[Start of section]
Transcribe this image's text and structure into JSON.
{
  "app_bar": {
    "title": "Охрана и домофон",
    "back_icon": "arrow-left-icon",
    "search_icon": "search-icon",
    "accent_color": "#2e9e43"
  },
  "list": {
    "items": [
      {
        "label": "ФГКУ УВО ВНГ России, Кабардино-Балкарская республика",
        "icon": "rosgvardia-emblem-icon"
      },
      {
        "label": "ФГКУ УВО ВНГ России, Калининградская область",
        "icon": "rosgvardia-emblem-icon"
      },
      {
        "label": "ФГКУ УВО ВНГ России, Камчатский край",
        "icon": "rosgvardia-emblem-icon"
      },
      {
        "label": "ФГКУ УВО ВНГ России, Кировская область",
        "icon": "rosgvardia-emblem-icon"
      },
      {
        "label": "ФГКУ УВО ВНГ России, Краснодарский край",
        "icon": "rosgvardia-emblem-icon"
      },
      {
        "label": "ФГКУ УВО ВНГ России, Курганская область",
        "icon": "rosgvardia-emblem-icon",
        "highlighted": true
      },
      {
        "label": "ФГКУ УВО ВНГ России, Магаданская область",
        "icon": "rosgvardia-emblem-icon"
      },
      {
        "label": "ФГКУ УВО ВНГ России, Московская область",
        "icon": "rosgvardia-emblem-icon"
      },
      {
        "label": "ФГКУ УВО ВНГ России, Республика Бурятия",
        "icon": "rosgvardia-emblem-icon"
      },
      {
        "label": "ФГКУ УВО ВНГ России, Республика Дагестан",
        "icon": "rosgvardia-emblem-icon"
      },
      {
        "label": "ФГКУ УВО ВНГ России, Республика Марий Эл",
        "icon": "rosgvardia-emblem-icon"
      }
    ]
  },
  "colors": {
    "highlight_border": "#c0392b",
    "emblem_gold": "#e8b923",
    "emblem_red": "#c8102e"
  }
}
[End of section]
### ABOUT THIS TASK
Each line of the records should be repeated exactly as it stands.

### TASK RESPONSE
Transcribe this image's text and structure into JSON.
{
  "app_bar": {
    "title": "Охрана и домофон",
    "back_icon": "arrow-left-icon",
    "search_icon": "search-icon",
    "accent_color": "#2e9e43"
  },
  "list": {
    "items": [
      {
        "label": "ФГКУ УВО ВНГ России, Кабардино-Балкарская республика",
        "icon": "rosgvardia-emblem-icon"
      },
      {
        "label": "ФГКУ УВО ВНГ России, Калининградская область",
        "icon": "rosgvardia-emblem-icon"
      },
      {
        "label": "ФГКУ УВО ВНГ России, Камчатский край",
        "icon": "rosgvardia-emblem-icon"
      },
      {
        "label": "ФГКУ УВО ВНГ России, Кировская область",
        "icon": "rosgvardia-emblem-icon"
      },
      {
        "label": "ФГКУ УВО ВНГ России, Краснодарский край",
        "icon": "rosgvardia-emblem-icon"
      },
      {
        "label": "ФГКУ УВО ВНГ России, Курганская область",
        "icon": "rosgvardia-emblem-icon",
        "highlighted": true
      },
      {
        "label": "ФГКУ УВО ВНГ России, Магаданская область",
        "icon": "rosgvardia-emblem-icon"
      },
      {
        "label": "ФГКУ УВО ВНГ России, Московская область",
        "icon": "rosgvardia-emblem-icon"
      },
      {
        "label": "ФГКУ УВО ВНГ России, Республика Бурятия",
        "icon": "rosgvardia-emblem-icon"
      },
      {
        "label": "ФГКУ УВО ВНГ России, Республика Дагестан",
        "icon": "rosgvardia-emblem-icon"
      },
      {
        "label": "ФГКУ УВО ВНГ России, Республика Марий Эл",
        "icon": "rosgvardia-emblem-icon"
      }
    ]
  },
  "colors": {
    "highlight_border": "#c0392b",
    "emblem_gold": "#e8b923",
    "emblem_red": "#c8102e"
  }
}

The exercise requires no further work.